We built the bulk of our PMT amplifier/processor/discriminator on a Universal PDIP Operational Amplifier Evaluation Module by Texas Instruments (model OPAMPEVM-PDIP). Click on the picture above for a full-size version of the picture. The diagram in the following pdf file shows the connection layout for the circuit shown in the book’s Figure 34: PMT Processor PCB
The book’s Figure 32 shows the schematic diagram for a low-cost, variable-voltage PMT power supply based on a BXA-12579 inverter module that is originally designed as a power supply for cold-cathode fluorescent lamps. This under-$20 module produces 1,500VAC at around 30kHz from a 12VDC input. We are posting this picture to help you build your own power
This is the datasheet for the RCA 6655A PMT used in the probe shown in the book’s Figure 30: RCA_6655A_Datasheet This is the datasheet for Hamamatsu’s replacement of the RCA 6655A PMT: Hamamatsu replacement for RCA 6655A R2154-02 Schematic diagrams for the probe are in Figure 29.
We are posting this picture to help you construct the variable-output, low-ripple, high-stability, high-voltage power supply described in pages 38-40 of “Exploring Quantum Physics Through Hands-On Projects.” The schematic diagrams for this power supply are in the book’s Figure 31. Output voltage (up to 2 kV) and current (up to 1 mA) are monitored via
The book’s Figure 65 shows our β-particle magnetic deflection setup. It consists of a 90Sr disc source of beta particles, two copper washers to collimate the beam, and GM tubes placed at 0º and 90º to the β-particle beam. A sufficiently strong magnetic field (around 800 Gauss = 0.08 Tesla) provided by a permanent magnet bends the beam
The attenuation of radiation as a function of distance can be measured using a radiation counter with a Geiger-Müller tube that is sensitive to α, β, and γ radiation. We used exempt plastic-disc sources containing Polonium 210 (210Po), Strontium 90 (90Sr), and Cobalt 60 (60Co) to experiment with the penetrating power of α, β,
diy Measurement of the Charge-to-Mass Ratio of the Electron Using “Magic Eye” Tube – Supplementary Pictures
Figure 54 in the book shows our setup based on a 6AF6-G “magic eye” tuning tube to measure e/m. The pictures in this figure supplement the book’s Figure 54 to help you build your own system. In the 6AF6, electrons produced by a thermionic cathode cause fluorescence on the tube’s anode. Applying an external magnetic field curves

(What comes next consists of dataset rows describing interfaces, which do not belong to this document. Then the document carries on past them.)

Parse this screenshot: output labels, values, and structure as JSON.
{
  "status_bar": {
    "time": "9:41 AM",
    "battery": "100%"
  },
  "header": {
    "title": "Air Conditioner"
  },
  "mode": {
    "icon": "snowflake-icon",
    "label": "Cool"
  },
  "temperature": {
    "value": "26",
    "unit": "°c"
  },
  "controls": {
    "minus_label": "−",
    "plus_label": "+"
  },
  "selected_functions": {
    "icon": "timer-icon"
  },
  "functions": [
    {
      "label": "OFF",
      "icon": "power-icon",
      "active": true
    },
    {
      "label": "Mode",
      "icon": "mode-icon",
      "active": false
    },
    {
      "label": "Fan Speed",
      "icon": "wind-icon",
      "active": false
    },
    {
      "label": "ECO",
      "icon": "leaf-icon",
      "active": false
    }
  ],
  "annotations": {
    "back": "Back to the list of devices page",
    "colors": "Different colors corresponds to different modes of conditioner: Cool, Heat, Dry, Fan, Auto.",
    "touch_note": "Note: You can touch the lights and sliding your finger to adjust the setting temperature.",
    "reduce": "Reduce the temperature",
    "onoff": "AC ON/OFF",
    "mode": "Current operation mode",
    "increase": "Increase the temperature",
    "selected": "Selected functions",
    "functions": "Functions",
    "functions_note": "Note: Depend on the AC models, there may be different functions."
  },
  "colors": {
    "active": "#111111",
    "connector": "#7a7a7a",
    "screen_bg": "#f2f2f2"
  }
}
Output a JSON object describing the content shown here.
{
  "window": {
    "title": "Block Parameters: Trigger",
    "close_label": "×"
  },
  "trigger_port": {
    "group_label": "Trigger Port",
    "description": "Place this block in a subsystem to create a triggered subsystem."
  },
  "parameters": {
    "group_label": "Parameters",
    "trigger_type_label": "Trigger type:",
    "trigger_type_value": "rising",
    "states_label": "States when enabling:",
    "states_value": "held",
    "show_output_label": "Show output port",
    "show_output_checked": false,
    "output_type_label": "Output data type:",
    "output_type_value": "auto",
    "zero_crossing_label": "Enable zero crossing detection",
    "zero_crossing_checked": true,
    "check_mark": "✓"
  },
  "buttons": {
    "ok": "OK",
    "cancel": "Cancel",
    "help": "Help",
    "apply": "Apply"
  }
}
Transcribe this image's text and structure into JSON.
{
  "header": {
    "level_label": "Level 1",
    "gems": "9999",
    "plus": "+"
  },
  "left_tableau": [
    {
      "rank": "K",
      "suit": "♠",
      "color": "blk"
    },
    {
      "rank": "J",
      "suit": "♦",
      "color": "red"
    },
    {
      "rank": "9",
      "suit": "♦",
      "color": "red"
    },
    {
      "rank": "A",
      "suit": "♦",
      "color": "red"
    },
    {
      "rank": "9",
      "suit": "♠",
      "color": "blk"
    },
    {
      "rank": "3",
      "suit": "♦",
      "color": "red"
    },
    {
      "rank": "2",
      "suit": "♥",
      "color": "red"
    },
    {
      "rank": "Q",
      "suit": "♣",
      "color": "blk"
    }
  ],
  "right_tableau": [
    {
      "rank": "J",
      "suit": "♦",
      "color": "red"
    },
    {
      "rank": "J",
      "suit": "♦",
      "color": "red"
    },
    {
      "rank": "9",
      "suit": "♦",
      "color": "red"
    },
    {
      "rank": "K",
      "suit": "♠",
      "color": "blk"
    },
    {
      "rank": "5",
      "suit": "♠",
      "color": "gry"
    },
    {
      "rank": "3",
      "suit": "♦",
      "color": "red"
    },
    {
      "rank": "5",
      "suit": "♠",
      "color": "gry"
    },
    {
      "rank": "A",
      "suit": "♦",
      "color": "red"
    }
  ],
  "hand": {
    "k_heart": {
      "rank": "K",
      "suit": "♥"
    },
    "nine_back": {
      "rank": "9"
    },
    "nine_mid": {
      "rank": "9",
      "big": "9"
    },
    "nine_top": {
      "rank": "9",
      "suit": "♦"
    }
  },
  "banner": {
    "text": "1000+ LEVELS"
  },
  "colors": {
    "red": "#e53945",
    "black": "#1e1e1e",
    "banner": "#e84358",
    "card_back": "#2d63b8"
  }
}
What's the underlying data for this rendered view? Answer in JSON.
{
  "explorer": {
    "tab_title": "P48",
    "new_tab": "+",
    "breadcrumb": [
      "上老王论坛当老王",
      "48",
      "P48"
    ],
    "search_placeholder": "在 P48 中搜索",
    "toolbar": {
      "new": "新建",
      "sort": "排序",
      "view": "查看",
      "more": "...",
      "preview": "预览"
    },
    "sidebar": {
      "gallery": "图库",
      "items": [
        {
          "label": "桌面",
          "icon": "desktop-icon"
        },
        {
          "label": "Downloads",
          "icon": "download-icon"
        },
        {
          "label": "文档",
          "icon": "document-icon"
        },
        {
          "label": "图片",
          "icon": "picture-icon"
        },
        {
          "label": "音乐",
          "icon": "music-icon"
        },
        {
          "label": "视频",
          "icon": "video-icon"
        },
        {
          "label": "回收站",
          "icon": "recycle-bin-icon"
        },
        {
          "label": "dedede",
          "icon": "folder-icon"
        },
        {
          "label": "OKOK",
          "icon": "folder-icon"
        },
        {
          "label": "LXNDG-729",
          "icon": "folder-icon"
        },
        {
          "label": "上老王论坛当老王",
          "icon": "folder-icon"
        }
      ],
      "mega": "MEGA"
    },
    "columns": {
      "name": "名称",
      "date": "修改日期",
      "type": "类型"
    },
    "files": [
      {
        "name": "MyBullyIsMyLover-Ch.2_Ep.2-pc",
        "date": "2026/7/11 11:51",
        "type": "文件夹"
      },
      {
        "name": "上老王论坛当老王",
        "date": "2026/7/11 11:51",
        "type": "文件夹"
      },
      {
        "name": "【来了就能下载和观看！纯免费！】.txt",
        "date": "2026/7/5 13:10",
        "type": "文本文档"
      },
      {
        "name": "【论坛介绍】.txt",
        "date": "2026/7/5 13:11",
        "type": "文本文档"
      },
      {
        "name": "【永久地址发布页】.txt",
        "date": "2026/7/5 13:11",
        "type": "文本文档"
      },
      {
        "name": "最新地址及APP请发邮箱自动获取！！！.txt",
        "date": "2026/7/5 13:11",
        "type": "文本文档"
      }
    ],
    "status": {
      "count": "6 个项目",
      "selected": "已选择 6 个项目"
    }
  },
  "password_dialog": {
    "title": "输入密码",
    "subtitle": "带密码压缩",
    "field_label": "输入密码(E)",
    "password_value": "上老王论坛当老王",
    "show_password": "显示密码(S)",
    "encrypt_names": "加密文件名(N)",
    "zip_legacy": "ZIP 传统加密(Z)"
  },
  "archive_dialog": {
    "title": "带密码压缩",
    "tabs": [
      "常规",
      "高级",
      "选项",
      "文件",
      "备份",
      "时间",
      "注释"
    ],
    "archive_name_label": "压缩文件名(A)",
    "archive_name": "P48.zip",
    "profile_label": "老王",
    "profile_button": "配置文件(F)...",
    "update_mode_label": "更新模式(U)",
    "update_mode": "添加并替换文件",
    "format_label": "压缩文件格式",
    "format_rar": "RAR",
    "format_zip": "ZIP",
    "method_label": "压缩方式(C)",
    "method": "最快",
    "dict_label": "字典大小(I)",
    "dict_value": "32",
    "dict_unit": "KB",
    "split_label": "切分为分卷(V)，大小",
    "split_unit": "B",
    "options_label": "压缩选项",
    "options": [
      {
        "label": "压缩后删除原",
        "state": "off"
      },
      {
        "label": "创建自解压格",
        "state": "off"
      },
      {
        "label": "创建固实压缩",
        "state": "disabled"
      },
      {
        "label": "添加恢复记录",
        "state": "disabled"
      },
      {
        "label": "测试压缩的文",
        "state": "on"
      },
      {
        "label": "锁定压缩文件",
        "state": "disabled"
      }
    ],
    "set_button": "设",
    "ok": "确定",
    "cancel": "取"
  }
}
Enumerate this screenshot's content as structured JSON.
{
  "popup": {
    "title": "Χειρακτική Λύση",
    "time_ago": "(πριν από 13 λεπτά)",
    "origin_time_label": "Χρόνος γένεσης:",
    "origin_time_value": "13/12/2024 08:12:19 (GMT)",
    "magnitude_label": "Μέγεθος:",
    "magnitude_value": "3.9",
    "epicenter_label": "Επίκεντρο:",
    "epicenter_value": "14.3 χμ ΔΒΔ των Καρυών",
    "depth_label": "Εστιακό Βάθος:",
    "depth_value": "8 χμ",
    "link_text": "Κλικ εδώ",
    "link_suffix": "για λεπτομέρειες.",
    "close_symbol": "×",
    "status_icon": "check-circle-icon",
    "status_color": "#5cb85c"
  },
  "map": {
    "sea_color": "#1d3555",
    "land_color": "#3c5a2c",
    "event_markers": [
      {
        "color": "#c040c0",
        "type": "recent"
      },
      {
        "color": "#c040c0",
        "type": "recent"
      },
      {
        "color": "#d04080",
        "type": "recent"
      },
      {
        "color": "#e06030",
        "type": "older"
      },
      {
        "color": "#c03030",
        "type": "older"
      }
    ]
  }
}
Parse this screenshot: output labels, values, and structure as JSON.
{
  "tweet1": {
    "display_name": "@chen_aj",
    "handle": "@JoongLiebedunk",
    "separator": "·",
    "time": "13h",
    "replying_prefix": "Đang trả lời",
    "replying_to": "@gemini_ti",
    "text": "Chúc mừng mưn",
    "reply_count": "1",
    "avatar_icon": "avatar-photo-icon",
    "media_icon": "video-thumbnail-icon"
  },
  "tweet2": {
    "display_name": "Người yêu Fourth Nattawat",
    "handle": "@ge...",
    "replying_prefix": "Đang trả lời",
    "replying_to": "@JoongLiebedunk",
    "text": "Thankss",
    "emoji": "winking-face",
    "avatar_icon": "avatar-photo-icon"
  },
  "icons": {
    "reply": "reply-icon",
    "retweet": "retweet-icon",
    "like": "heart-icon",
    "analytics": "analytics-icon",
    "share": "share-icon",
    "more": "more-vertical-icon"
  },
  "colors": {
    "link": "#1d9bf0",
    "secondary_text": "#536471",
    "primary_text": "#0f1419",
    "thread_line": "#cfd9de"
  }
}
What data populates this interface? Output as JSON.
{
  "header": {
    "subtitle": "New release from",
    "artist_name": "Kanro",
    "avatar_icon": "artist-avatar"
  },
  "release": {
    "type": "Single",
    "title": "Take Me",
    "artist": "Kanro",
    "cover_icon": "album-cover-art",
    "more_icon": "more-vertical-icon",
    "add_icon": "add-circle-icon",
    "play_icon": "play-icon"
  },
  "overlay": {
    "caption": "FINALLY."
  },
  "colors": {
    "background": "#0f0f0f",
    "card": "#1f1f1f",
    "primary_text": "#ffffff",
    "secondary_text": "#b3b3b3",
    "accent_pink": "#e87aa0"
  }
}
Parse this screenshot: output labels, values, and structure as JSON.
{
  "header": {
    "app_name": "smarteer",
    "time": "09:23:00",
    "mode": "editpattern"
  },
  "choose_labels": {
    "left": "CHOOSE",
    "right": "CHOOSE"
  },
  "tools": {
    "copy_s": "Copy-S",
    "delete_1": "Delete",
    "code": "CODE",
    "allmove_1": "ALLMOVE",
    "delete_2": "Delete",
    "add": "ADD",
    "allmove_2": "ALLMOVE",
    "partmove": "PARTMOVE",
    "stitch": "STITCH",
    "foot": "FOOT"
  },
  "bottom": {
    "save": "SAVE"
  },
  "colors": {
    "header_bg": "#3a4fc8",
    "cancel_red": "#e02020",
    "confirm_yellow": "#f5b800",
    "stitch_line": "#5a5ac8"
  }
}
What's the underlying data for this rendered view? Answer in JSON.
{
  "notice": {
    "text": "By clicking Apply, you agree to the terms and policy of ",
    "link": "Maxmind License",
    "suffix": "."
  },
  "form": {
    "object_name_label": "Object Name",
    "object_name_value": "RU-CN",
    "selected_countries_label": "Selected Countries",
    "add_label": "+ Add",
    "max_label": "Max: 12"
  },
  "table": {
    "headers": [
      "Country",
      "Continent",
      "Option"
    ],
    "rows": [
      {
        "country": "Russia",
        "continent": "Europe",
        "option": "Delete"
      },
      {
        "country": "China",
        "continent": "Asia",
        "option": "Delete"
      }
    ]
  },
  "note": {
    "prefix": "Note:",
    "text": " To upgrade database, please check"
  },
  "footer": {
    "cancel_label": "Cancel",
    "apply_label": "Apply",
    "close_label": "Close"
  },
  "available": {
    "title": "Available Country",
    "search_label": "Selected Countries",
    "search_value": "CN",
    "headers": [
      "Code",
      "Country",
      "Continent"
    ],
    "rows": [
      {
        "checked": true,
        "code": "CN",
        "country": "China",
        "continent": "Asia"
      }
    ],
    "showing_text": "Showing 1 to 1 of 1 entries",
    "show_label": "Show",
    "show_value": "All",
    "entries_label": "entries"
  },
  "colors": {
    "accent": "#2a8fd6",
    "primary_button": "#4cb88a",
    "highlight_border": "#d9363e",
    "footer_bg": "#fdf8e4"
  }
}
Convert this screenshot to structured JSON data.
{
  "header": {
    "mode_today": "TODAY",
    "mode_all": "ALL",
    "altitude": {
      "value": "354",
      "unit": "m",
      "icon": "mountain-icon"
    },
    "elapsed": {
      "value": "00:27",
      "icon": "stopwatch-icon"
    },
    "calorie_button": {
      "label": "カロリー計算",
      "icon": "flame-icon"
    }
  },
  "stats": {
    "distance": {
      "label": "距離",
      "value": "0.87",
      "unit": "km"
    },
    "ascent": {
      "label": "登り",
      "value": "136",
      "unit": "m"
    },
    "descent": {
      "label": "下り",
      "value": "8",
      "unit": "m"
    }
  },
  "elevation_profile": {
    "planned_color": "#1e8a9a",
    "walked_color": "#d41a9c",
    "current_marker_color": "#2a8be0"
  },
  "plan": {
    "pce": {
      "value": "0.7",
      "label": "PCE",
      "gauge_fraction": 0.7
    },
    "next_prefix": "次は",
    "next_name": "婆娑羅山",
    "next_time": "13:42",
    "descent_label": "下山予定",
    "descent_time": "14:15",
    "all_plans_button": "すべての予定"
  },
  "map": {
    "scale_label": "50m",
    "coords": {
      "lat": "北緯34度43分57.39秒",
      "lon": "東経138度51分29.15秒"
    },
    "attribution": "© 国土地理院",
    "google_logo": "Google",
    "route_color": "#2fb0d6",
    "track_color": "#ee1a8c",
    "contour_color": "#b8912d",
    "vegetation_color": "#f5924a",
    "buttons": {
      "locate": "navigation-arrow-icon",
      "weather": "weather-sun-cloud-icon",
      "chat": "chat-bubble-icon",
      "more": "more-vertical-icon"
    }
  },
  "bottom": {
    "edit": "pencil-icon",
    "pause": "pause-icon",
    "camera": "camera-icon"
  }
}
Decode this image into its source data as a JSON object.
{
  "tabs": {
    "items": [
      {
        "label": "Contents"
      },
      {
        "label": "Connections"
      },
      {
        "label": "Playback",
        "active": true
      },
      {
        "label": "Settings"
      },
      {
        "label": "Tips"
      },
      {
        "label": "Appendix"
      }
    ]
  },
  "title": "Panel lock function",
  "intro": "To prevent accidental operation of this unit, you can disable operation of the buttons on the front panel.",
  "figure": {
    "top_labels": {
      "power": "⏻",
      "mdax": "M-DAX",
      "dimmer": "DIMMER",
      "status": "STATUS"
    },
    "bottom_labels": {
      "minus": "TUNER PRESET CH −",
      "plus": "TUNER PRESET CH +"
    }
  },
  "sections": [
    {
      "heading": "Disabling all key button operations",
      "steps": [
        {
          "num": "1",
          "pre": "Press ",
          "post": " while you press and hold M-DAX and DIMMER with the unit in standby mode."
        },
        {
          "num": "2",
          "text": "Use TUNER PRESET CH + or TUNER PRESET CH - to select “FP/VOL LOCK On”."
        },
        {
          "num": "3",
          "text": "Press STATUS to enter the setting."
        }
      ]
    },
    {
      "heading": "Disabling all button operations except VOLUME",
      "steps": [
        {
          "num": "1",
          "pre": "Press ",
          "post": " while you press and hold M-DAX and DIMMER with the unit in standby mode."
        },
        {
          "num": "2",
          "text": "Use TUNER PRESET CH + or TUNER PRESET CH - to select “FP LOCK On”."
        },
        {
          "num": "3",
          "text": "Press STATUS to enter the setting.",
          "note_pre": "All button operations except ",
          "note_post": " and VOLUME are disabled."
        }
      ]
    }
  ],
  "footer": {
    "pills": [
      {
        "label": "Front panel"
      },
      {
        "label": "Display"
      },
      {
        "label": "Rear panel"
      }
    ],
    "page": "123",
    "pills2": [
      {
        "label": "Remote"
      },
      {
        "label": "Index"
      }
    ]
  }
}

Figures 51 and 52 in the book show how to use an oscilloscope 2AP1 CRT to measure e/m using Hoag’s method. The pictures in this figure supplement the book’s, showing you how to construct the d.i.y. setup, as well as the way in which the electron beam fan is reduced to a point as the magnetic
This is a supplementary picture to the book’s Figure 43. It shows our d.i.y. “Maltese Cross” CRT connected to the vacuum system and high-voltage power supply. Please note that the HV power supply is configured to produce a negative output referenced to ground. The anode and target electrode are at ground potential. The cathode rod
This figure supplements the book’s Figure 42. The book’s figure describes the features that appear in the glow discharge. However, we felt that a color picture is required as a cross-check to help you correctly set up your own system.
We modified a surplus Civil Defense V-700 radiation survey meter made by Electro Neutronics Inc. (Model 6-b) into a very capable radiation counter capable of working with both Geiger-Müller and PMT scintillation probes. We modified the front panel to accommodate the new switches, connectors, and panel light. In addition, we placed a Veeder-Root count totalizer